(BBC) In this episode, Ben Zand travels to Tajikistan to experience the sinister and at times bizarre side to living in a dictatorship.
But before he gets there, Ben has some preparation to do: in the airplane toilet, he shaves his beard off. This is a country in which people have been dragged off the streets for sporting overly long facial hair.
Landing in the capital city Dushanbe, Ben heads to see one of Tajikistan’s biggest claims to fame: the second tallest flagpole in the world. Of course it was built as the tallest, but has now been pipped to the top spot by Saudi Arabia, another dictatorship. Other authoritarian regimes dominate the Big Five when it comes to flagpoles – countries like North Korea, Turkmenistan and Azerbaijan. Could it be, wonders Ben, that while rich middle-aged men get a fast car as a midlife crisis-inspired penis enlargement, dictators go for giant flagpoles instead?

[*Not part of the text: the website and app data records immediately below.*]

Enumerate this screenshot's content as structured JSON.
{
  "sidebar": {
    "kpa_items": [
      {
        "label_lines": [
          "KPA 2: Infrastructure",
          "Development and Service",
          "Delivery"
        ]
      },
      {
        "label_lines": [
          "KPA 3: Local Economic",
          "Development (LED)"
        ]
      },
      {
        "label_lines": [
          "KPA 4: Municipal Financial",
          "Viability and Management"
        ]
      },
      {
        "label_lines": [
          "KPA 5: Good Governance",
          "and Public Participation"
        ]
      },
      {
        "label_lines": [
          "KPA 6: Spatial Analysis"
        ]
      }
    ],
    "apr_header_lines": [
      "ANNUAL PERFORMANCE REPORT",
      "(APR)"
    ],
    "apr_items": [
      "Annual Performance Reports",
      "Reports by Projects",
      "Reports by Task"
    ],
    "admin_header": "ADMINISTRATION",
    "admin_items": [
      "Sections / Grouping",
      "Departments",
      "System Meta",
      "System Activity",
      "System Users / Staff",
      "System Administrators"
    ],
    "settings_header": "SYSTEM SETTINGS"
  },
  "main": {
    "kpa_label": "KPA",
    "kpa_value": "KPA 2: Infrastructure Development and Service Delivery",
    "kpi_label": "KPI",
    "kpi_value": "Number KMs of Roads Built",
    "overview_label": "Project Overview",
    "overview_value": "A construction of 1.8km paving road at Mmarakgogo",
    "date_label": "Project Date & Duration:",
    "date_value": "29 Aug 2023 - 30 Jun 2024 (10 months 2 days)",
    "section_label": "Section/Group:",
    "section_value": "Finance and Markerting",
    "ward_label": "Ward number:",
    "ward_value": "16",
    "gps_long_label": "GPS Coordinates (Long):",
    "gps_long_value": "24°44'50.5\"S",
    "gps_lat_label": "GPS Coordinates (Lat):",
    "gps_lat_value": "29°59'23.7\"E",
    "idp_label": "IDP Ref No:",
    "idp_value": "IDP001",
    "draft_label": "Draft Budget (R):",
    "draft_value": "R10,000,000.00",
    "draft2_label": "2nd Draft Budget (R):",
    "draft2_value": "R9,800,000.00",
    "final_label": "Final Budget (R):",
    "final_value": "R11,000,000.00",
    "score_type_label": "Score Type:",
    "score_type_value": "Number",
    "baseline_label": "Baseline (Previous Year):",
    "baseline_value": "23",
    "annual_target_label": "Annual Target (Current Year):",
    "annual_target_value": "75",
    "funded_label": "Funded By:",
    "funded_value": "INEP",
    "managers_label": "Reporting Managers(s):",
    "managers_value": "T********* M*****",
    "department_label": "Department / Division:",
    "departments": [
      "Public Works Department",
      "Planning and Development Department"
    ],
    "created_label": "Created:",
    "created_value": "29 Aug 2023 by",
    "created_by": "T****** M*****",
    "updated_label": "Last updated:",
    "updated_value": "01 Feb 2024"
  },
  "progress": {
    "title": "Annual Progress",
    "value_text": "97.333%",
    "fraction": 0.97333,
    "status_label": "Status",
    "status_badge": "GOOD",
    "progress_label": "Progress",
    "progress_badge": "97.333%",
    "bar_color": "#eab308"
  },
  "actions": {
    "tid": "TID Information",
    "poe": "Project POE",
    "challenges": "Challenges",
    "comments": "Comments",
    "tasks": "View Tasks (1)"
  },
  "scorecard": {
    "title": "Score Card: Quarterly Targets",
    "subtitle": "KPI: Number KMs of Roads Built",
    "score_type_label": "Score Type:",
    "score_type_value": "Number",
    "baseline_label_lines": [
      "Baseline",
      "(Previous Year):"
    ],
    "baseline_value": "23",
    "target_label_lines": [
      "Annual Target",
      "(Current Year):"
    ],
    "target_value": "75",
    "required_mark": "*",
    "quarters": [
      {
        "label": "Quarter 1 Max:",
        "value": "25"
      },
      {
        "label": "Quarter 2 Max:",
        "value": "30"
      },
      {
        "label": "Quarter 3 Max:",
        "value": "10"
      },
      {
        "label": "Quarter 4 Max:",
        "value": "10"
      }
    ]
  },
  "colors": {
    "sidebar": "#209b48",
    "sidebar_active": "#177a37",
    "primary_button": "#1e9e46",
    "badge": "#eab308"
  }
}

Still wowed by the size of the pole, Ben goes to meet a man called Rustam, who was forcibly shaved by the police a couple of years ago. He finds out that the president of Tajikistan is worried about beards because he’s terrified of Islamic radicalism. To find out more about how the government is keeping control of radical Islam, Ben heads to meet Aslideen, a youth activist who set up a movement that does the government’s dirty work for it – keeping an eye on people out on the streets, reporting any suspicious behaviour to the police and generally terrorising the locals. Tajikistan is starting to feel like a police state in which independent thought is quickly stifled.
On a mission to find some signs of dissent, Ben goes to meet a prominent young hip-hop artist. Around the world, hip-hop is a way for the youth to express their frustration; surely the rapper Baron will tell Ben what’s wrong with this country? Instead, Ben finds Baron rapping about how great the president is, and he tells Ben that it would be stupid for him to rap about anything critical of the regime.
It seems the population is so well trained that the government barely even needs to censor people. Though of course if it has to, it will, and it’s more than happy to shut down any social media sites that become a problem. When a video of the president dancing embarrassingly at his son’s wedding ended up doing the rounds online, the president did what any self-respecting dictator would do – he shut down YouTube in the country.
As Ben is shown a beautiful but simple mountain village, surrounded by snow-capped peaks in the middle of nowhere, the secret police suddenly turn up. The country may be poor, but there’s always money for flagpoles and the surveillance of dissent.